GIS and ecosystem services
From a GIS perspective, often land use / cover is a key map layer in estimating the value of ecosystem services. One such example is the idea of carbon sequestration, in other words the capture and long-term storage of atmospheric carbon dioxide by plants, an example of a regulating ecosystem service. Carbon sequestration is however a complex process, involving not only land use /cover information, but also soil type and meteorological process. Estimating the carbon fluxes associated with particular land use / covers requires considerable scientific modelling (Vleeshouwers and Verhagen, 2002). In view of this, a benefit transfer approach is sometimes adopted by economists, in which the economic value of ecosystem services attached to land use / cover categories at a given site is derived from similar land use / covers elsewhere. Troy and Wilson (2006) suggest 7 steps to valuing ecosystem services through such approaches:
- Define study area
- Develop land use/cover typology

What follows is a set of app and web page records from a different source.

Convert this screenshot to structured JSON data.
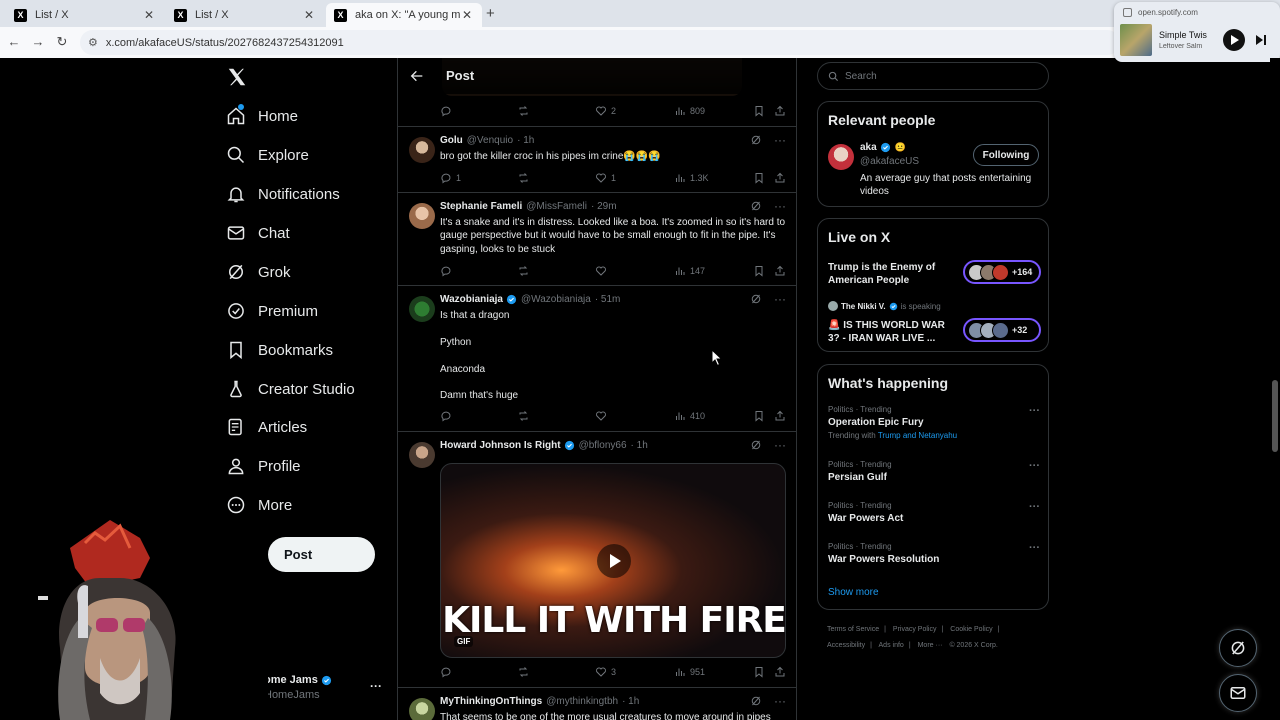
{
  "browser": {
    "tabs": [
      {
        "label": "List / X"
      },
      {
        "label": "List / X"
      },
      {
        "label": "aka on X: \"A young man strug"
      }
    ],
    "url": "x.com/akafaceUS/status/2027682437254312091"
  },
  "media_player": {
    "source": "open.spotify.com",
    "title": "Simple Twis",
    "artist": "Leftover Salm"
  },
  "nav": {
    "items": [
      {
        "label": "Home",
        "icon": "home-icon"
      },
      {
        "label": "Explore",
        "icon": "search-icon"
      },
      {
        "label": "Notifications",
        "icon": "bell-icon"
      },
      {
        "label": "Chat",
        "icon": "envelope-icon"
      },
      {
        "label": "Grok",
        "icon": "grok-icon"
      },
      {
        "label": "Premium",
        "icon": "verified-icon"
      },
      {
        "label": "Bookmarks",
        "icon": "bookmark-icon"
      },
      {
        "label": "Creator Studio",
        "icon": "flask-icon"
      },
      {
        "label": "Articles",
        "icon": "article-icon"
      },
      {
        "label": "Profile",
        "icon": "person-icon"
      },
      {
        "label": "More",
        "icon": "more-circle-icon"
      }
    ],
    "post_button": "Post",
    "account": {
      "name": "ome Jams",
      "handle": "HomeJams"
    }
  },
  "main": {
    "title": "Post",
    "first_actions": {
      "replies": "",
      "likes": "2",
      "views": "809"
    },
    "tweets": [
      {
        "name": "Golu",
        "handle": "@Venquio",
        "time": "· 1h",
        "verified": false,
        "body": "bro got the killer croc in his pipes im crine😭😭😭",
        "replies": "1",
        "retweets": "",
        "likes": "1",
        "views": "1.3K"
      },
      {
        "name": "Stephanie Fameli",
        "handle": "@MissFameli",
        "time": "· 29m",
        "verified": false,
        "body": "It's a snake and it's in distress. Looked like a boa. It's zoomed in so it's hard to gauge perspective but it would have to be small enough to fit in the pipe. It's gasping, looks to be stuck",
        "replies": "",
        "retweets": "",
        "likes": "",
        "views": "147"
      },
      {
        "name": "Wazobianiaja",
        "handle": "@Wazobianiaja",
        "time": "· 51m",
        "verified": true,
        "body_lines": [
          "Is that a dragon",
          "Python",
          "Anaconda",
          "Damn that's huge"
        ],
        "replies": "",
        "retweets": "",
        "likes": "",
        "views": "410"
      },
      {
        "name": "Howard Johnson Is Right",
        "handle": "@bflony66",
        "time": "· 1h",
        "verified": true,
        "gif_caption": "KILL IT WITH FIRE",
        "gif_tag": "GIF",
        "replies": "",
        "retweets": "",
        "likes": "3",
        "views": "951"
      },
      {
        "name": "MyThinkingOnThings",
        "handle": "@mythinkingtbh",
        "time": "· 1h",
        "verified": false,
        "body": "That seems to be one of the more usual creatures to move around in pipes"
      }
    ]
  },
  "right": {
    "search_placeholder": "Search",
    "relevant": {
      "title": "Relevant people",
      "name": "aka",
      "handle": "@akafaceUS",
      "bio": "An average guy that posts entertaining videos",
      "follow_label": "Following"
    },
    "live": {
      "title": "Live on X",
      "items": [
        {
          "title": "Trump is the Enemy of American People",
          "count": "+164"
        },
        {
          "host": "The Nikki V.",
          "status": "is speaking",
          "title": "🚨 IS THIS WORLD WAR 3? - IRAN WAR LIVE ...",
          "count": "+32"
        }
      ]
    },
    "happening": {
      "title": "What's happening",
      "trends": [
        {
          "context": "Politics · Trending",
          "name": "Operation Epic Fury",
          "with_label": "Trending with",
          "with": "Trump and Netanyahu"
        },
        {
          "context": "Politics · Trending",
          "name": "Persian Gulf"
        },
        {
          "context": "Politics · Trending",
          "name": "War Powers Act"
        },
        {
          "context": "Politics · Trending",
          "name": "War Powers Resolution"
        }
      ],
      "show_more": "Show more"
    },
    "footer": [
      "Terms of Service",
      "|",
      "Privacy Policy",
      "|",
      "Cookie Policy",
      "|",
      "Accessibility",
      "|",
      "Ads info",
      "|",
      "More ···",
      "© 2026 X Corp."
    ]
  },
  "colors": {
    "accent": "#1d9bf0",
    "background": "#000000",
    "border": "#2f3336",
    "muted": "#71767b"
  }
}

- Search literature for value estimates to associate with each land use / cover type
- Map out values by land use / cover type

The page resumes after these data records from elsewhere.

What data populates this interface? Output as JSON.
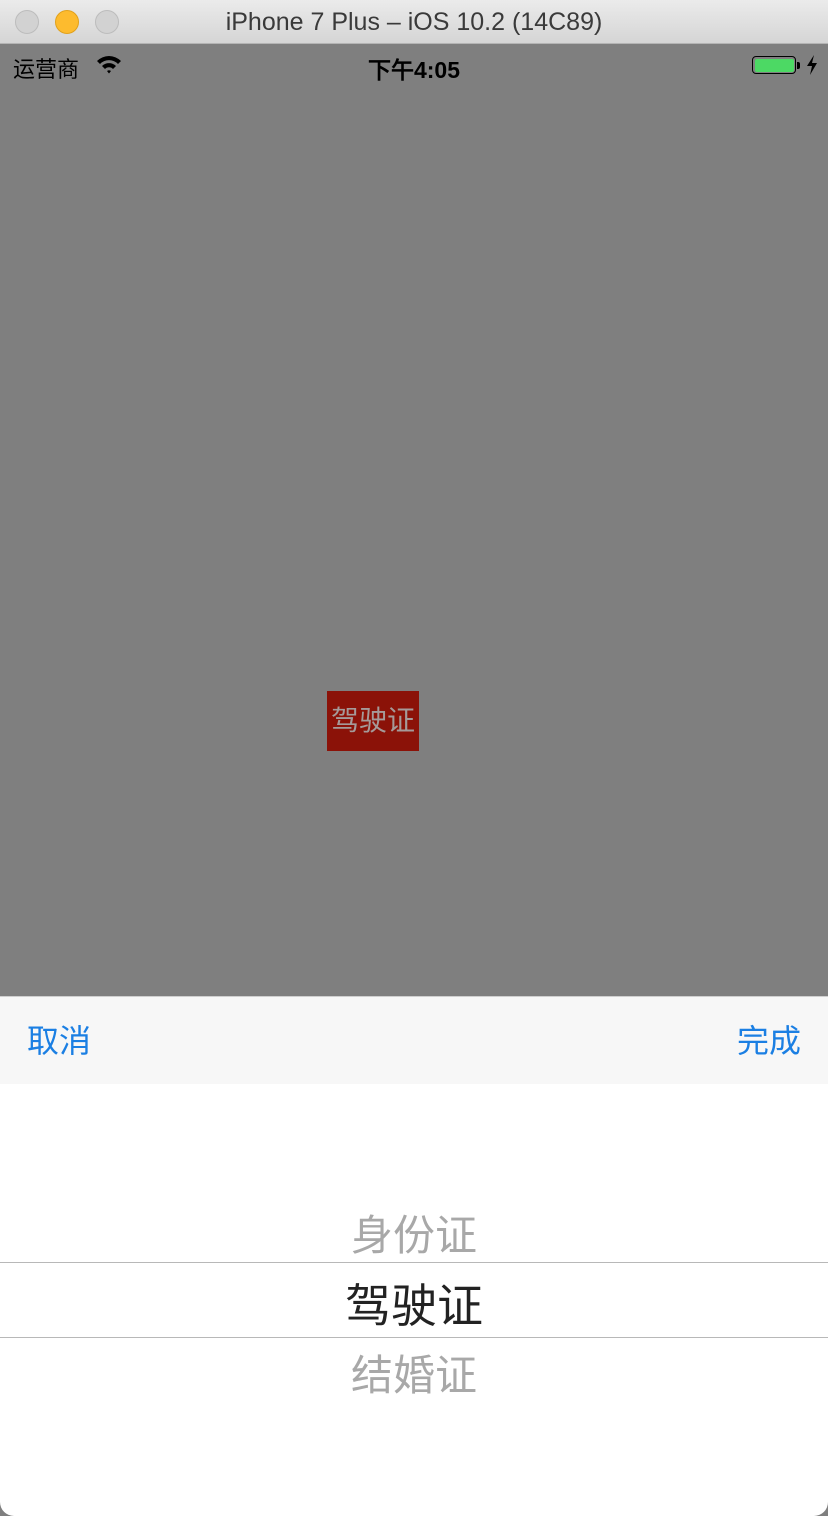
{
  "window": {
    "title": "iPhone 7 Plus – iOS 10.2 (14C89)"
  },
  "status_bar": {
    "carrier": "运营商",
    "time": "下午4:05",
    "battery_color": "#4cd964"
  },
  "main": {
    "selected_label": "驾驶证",
    "label_background": "#8b1208"
  },
  "toolbar": {
    "cancel_label": "取消",
    "done_label": "完成",
    "accent_color": "#1b7fe3"
  },
  "picker": {
    "options": [
      "身份证",
      "驾驶证",
      "结婚证"
    ],
    "selected": "驾驶证"
  }
}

- Calculate the total value of ecosystem services across the study area
- Generate summaries of total value by sub-regions, e.g. watersheds or other environmental management units
- Explore future development scenarios
In recent years, software tools have been developed that enable the value of ecosystem services to be estimated spatially. Prominent amongst these is the Integrated Valuation of Environmental Services and Tradeoffs (InVEST) tool developed by the Natural Capital Project (see references below).
Case study – the REDD programme
Reducing Emissions from Deforestation and Forest Degradation (REDD) is an international effort to value the carbon stored in forests around the world. The programme involves the United Nations through a UN-REDD programme. More recently, the programme has been extended beyond simply forest loss through deforestation to proactive measures to conserve and manage existing forests through a new REDD+ phase. Valuation of the carbon sequestered in forests enables specific financial incentives to be put in place to enable forests to be protected and managed sustainably. To support the consistent estimation of sequestered carbon and its value, the UN-REDD have developed a set of tools for ArcGIS (see links below).
Take a closer look at one paper from the suggested readings below (or if you prefer, search for and choose an article about an ecosystem service of interest to you that is not on the list). What do you see as the strengths and limitations of the approach taken in your chosen article? Post your thoughts to the discussion board.
References (Essential reading for this learning object indicated by *)
This article describes how GIS can be used to value ecosystem services through benefit transfer:
* Troy, A. and Wilson, M. A. (2006) Mapping ecosystemservices: Practical challenges and opportunities in linking GIS and value transfer. Ecological economics 60 (2) 435-449.
One of the main software tools for mapping ecosystem services is produced by the Natural Capital Project and is known as InVEST. InVEST is a plug-in for ArcGIS and is freely downloadable, together with associated manuals and training materials via this link:
The UN-REDD have also developed a plug-in tool for :
* Velarde, S. J., Malhi, Y., Moran, D., Wright, J. A. and Hussain, S. (2005) Valuing the impacts of climate change on protected areas in Africa. Ecological Economics 53 (1), 21-33.
* Vleeshouwers, L. M. and Verhagen, A. (2002) Carbon emission and sequestration by agricultural land use: a model study for Europe. Global Change Biology 8, 519-530.
* Bateman, I., Lovett, A., and Brained, J. (1999) Developing a Methodology for Benefit Transfers Using Geographical Information Systems: Modelling Demand for Woodland Recreation. Regional Studies 33 (3), 191-205.